(Data under study)
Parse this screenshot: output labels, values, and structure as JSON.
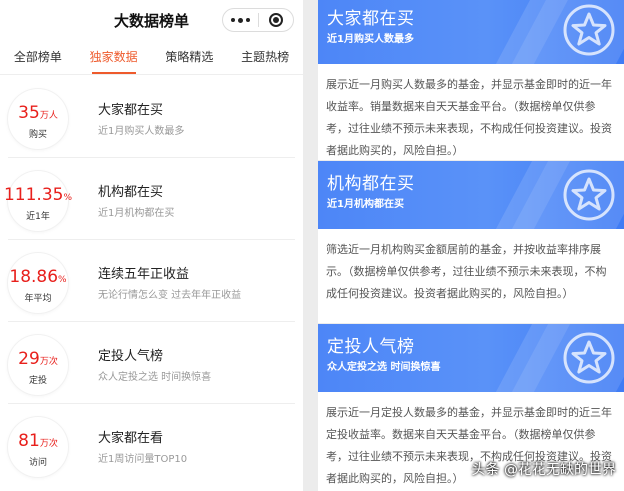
{
  "app": {
    "title": "大数据榜单"
  },
  "tabs": [
    {
      "label": "全部榜单"
    },
    {
      "label": "独家数据",
      "active": true
    },
    {
      "label": "策略精选"
    },
    {
      "label": "主题热榜"
    }
  ],
  "rankings": [
    {
      "value": "35",
      "unit": "万人",
      "caption": "购买",
      "title": "大家都在买",
      "subtitle": "近1月购买人数最多"
    },
    {
      "value": "111.35",
      "unit": "%",
      "caption": "近1年",
      "title": "机构都在买",
      "subtitle": "近1月机构都在买"
    },
    {
      "value": "18.86",
      "unit": "%",
      "caption": "年平均",
      "title": "连续五年正收益",
      "subtitle": "无论行情怎么变 过去年年正收益"
    },
    {
      "value": "29",
      "unit": "万次",
      "caption": "定投",
      "title": "定投人气榜",
      "subtitle": "众人定投之选 时间换惊喜"
    },
    {
      "value": "81",
      "unit": "万次",
      "caption": "访问",
      "title": "大家都在看",
      "subtitle": "近1周访问量TOP10"
    }
  ],
  "details": [
    {
      "title": "大家都在买",
      "subtitle": "近1月购买人数最多",
      "description": "展示近一月购买人数最多的基金，并显示基金即时的近一年收益率。销量数据来自天天基金平台。（数据榜单仅供参考，过往业绩不预示未来表现，不构成任何投资建议。投资者据此购买的，风险自担。）"
    },
    {
      "title": "机构都在买",
      "subtitle": "近1月机构都在买",
      "description": "筛选近一月机构购买金额居前的基金，并按收益率排序展示。（数据榜单仅供参考，过往业绩不预示未来表现，不构成任何投资建议。投资者据此购买的，风险自担。）"
    },
    {
      "title": "定投人气榜",
      "subtitle": "众人定投之选 时间换惊喜",
      "description": "展示近一月定投人数最多的基金，并显示基金即时的近三年定投收益率。数据来自天天基金平台。（数据榜单仅供参考，过往业绩不预示未来表现，不构成任何投资建议。投资者据此购买的，风险自担。）"
    }
  ],
  "watermark": "头条 @花花无缺的世界",
  "colors": {
    "accent": "#ee5a2c",
    "metric": "#e8201c",
    "banner": "#4d86f7"
  },
  "icons": {
    "menu": "more-dots-icon",
    "close": "target-icon",
    "badge": "star-icon"
  }
}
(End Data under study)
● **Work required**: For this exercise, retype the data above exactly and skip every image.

● **Solved problem**:
Parse this screenshot: output labels, values, and structure as JSON.
{
  "app": {
    "title": "大数据榜单"
  },
  "tabs": [
    {
      "label": "全部榜单"
    },
    {
      "label": "独家数据",
      "active": true
    },
    {
      "label": "策略精选"
    },
    {
      "label": "主题热榜"
    }
  ],
  "rankings": [
    {
      "value": "35",
      "unit": "万人",
      "caption": "购买",
      "title": "大家都在买",
      "subtitle": "近1月购买人数最多"
    },
    {
      "value": "111.35",
      "unit": "%",
      "caption": "近1年",
      "title": "机构都在买",
      "subtitle": "近1月机构都在买"
    },
    {
      "value": "18.86",
      "unit": "%",
      "caption": "年平均",
      "title": "连续五年正收益",
      "subtitle": "无论行情怎么变 过去年年正收益"
    },
    {
      "value": "29",
      "unit": "万次",
      "caption": "定投",
      "title": "定投人气榜",
      "subtitle": "众人定投之选 时间换惊喜"
    },
    {
      "value": "81",
      "unit": "万次",
      "caption": "访问",
      "title": "大家都在看",
      "subtitle": "近1周访问量TOP10"
    }
  ],
  "details": [
    {
      "title": "大家都在买",
      "subtitle": "近1月购买人数最多",
      "description": "展示近一月购买人数最多的基金，并显示基金即时的近一年收益率。销量数据来自天天基金平台。（数据榜单仅供参考，过往业绩不预示未来表现，不构成任何投资建议。投资者据此购买的，风险自担。）"
    },
    {
      "title": "机构都在买",
      "subtitle": "近1月机构都在买",
      "description": "筛选近一月机构购买金额居前的基金，并按收益率排序展示。（数据榜单仅供参考，过往业绩不预示未来表现，不构成任何投资建议。投资者据此购买的，风险自担。）"
    },
    {
      "title": "定投人气榜",
      "subtitle": "众人定投之选 时间换惊喜",
      "description": "展示近一月定投人数最多的基金，并显示基金即时的近三年定投收益率。数据来自天天基金平台。（数据榜单仅供参考，过往业绩不预示未来表现，不构成任何投资建议。投资者据此购买的，风险自担。）"
    }
  ],
  "watermark": "头条 @花花无缺的世界",
  "colors": {
    "accent": "#ee5a2c",
    "metric": "#e8201c",
    "banner": "#4d86f7"
  },
  "icons": {
    "menu": "more-dots-icon",
    "close": "target-icon",
    "badge": "star-icon"
  }
}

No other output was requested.